One thing in my life I regret is the fact that during my degree I made a connection between my thermodynamics class and my field theory class that led me to believe that a finite element analysis of a PCB could lead to greatly simplifying at least some EMI problems - I had intended to do it as my thesis but got talked into doing a relatively mundane thing for my employer. Oh well.

But I digress... again...

Back to the topic though - there is no real evidence to suggest the problem is related to EMI (noise) - it could be a race condition, or any any manner of other things. A careful analysis of the waveforms may be required - but I would really like to see the symptoms... ;-)

PostPosted: Fri Jan 18, 2013 12:21 am
by Steve Anderson
I know I keep banging on about this, but layout, bypassing and decoupling of supplies is essential to a rewarding result.

Attached are two photos of something I'm working on for NBTV at the moment of which the details I'm not going to reveal at this point.

Layout 1. jpg is how I originally conceived the grounds and supplies.

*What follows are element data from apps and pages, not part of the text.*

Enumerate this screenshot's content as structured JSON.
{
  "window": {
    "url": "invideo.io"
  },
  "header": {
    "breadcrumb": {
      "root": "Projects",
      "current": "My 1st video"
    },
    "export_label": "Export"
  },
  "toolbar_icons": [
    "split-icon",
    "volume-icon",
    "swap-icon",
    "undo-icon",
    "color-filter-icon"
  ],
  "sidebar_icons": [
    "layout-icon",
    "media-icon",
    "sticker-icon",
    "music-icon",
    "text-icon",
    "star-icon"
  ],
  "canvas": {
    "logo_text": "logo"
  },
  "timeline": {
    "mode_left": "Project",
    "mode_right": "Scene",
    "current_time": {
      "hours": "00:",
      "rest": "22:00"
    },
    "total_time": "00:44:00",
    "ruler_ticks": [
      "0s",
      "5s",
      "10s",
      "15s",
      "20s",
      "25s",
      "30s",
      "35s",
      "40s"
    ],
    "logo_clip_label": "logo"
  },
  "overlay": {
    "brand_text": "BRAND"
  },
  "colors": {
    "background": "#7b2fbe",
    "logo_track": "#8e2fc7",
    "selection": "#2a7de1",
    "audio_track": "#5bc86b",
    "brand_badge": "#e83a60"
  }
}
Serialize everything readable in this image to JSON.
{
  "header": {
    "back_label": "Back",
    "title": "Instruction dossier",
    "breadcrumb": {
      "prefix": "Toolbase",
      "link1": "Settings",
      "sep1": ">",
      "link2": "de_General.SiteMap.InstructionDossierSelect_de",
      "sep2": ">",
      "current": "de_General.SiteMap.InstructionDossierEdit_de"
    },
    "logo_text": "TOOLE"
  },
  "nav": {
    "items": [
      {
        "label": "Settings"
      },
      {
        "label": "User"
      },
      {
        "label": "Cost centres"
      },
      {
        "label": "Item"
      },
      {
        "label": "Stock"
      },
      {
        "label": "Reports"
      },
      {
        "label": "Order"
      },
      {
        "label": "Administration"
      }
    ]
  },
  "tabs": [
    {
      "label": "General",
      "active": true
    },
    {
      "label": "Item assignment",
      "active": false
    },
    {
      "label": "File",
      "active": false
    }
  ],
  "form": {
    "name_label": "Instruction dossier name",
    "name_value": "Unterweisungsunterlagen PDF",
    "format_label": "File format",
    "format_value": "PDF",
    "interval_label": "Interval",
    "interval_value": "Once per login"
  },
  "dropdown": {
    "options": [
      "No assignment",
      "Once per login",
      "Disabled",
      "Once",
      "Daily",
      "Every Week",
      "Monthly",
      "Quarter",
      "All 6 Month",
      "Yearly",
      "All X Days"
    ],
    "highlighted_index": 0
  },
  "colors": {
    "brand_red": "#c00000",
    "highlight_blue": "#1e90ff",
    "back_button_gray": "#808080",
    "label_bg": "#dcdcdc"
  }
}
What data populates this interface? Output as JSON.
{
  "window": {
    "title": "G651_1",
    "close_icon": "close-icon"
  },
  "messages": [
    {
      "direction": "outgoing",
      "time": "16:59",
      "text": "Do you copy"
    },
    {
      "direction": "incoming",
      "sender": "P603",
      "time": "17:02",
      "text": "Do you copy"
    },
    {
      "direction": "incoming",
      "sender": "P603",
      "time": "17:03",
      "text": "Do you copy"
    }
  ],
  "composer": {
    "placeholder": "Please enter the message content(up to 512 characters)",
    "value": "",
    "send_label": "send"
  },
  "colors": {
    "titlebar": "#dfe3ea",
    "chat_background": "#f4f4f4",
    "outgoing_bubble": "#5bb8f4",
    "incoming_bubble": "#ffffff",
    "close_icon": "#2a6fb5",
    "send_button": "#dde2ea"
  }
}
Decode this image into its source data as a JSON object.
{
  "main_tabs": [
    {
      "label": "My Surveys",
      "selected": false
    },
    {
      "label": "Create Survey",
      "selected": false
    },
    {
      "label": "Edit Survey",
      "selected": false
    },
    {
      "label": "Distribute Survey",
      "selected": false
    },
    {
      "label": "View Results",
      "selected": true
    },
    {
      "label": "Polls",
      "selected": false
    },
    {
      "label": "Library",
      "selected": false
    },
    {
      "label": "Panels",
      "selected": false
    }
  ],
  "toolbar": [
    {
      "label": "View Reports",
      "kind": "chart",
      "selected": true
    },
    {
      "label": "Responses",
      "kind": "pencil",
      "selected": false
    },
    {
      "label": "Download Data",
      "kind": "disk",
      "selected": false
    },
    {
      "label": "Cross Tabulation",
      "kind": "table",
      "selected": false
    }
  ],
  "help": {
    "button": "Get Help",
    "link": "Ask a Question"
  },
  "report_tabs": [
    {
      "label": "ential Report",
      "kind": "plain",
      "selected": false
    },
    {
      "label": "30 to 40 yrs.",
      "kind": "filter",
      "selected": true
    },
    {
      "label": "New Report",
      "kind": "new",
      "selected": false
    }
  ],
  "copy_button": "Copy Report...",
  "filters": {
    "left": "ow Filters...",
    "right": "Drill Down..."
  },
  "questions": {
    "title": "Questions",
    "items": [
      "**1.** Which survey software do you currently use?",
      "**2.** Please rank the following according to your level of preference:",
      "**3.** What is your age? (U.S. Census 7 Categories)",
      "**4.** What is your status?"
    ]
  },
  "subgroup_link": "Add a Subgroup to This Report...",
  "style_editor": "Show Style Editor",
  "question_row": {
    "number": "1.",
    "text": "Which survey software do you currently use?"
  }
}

Green is earth/ground/0V, orange +3.3V for all the logic, red +12V, and blue -12V for all the analogue parts. This will be shrunk into fewer and smaller parts in due course. The final board should be half the size of this example.

You'll note that I have bypassed the supply to the main micro chip via a 100nF cap right under its socket. This thing is running at 64MHz on far not a hiccup. It can be done.

As it has evolved it looks like "Interim Mess 1.jpg", but most of the hardware is defined now, from here on in it's primarily a software exercise.

But note the multiple earth links, the amount of decoupling and bypassing, and the compact layout. No sprawling real-estate here!!

Steve A.

PostPosted: Fri Jan 18, 2013 7:37 pm
by Viewmaster
Well guys I will try it on batteries alone, but at present I have the boards disconnected to examine all the wiring.

I do have decoupling on the power line on all ICs on the cascade clocking ccts. but will look at this again.

I'll try not to run it all at 64mHz Steve. :wink:

One important error I have found is that although the 32 line cascade cct clocking is reset at every frame, which is correct, the 48 pixel cascade clocking is also reset by the same frame pulse.
...........This is wrong !!
The 48 pixel cascade cct should be reset every line.
So I will correct this and also put in preset pots to enable me to change all the lengths of all the sync pulses............
A 125u sec long pulse at present resetting the pixel pulses, which at 19.2kHz, are only about 50u sec long seems wrong too, so changing all the lengths may show up a change in the bouncing time, or even its elimination.
Going on from what Gary said, by changing sync pulse length this will sharpen then up too, so this might remove another cause of the problem.

So plenty of investigative work to be done as the snow comes down
here in the UK Midlands :) Brrrrrrr.